[Start of section]

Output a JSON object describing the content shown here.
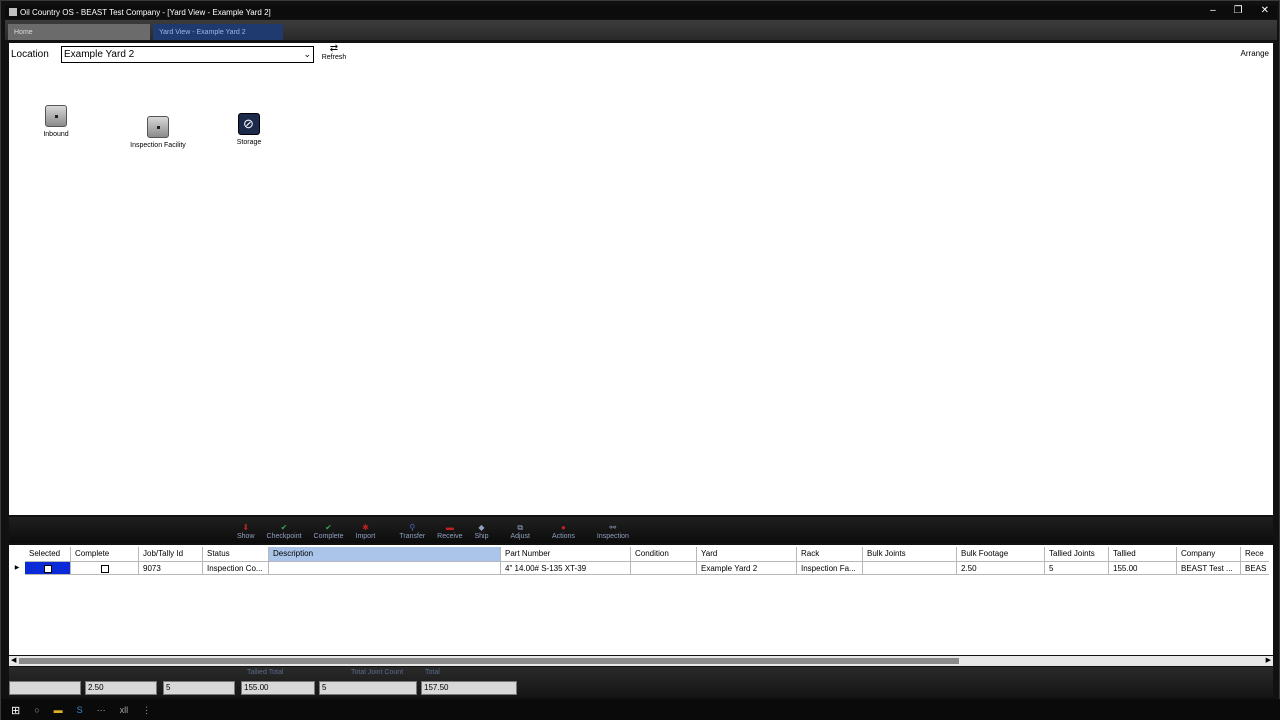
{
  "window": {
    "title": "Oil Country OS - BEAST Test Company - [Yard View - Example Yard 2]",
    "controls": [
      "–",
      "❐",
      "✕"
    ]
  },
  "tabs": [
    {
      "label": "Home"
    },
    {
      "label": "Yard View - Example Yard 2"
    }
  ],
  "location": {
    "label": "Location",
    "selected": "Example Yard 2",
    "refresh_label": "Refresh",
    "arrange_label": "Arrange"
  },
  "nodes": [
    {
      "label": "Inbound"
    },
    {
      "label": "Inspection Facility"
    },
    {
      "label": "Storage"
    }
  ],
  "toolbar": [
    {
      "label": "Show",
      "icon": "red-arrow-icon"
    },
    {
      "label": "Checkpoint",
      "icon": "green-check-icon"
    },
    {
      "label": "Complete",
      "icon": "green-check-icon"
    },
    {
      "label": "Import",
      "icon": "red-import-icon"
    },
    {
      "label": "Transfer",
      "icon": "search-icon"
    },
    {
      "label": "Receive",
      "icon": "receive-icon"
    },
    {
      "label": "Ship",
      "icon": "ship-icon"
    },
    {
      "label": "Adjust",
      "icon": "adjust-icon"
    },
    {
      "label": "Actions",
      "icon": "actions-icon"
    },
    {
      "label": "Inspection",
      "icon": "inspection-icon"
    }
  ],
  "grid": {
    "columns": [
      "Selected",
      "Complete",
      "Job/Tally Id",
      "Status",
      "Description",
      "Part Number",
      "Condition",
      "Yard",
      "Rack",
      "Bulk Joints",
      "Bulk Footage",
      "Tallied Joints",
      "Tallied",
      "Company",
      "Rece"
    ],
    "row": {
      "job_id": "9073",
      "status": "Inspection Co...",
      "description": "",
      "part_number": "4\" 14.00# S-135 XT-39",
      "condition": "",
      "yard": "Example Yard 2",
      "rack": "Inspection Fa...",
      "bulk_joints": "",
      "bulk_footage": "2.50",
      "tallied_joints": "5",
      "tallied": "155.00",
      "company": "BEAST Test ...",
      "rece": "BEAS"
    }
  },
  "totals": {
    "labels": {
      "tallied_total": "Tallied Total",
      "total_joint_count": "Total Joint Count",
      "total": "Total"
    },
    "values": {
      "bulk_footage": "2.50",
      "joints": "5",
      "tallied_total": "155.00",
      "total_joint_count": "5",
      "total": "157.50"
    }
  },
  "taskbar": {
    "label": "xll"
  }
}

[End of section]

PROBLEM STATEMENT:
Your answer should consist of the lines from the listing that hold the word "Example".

PROBLEM SOLUTION:
    "title": "Oil Country OS - BEAST Test Company - [Yard View - Example Yard 2]",
      "label": "Yard View - Example Yard 2"
    "selected": "Example Yard 2",
      "yard": "Example Yard 2",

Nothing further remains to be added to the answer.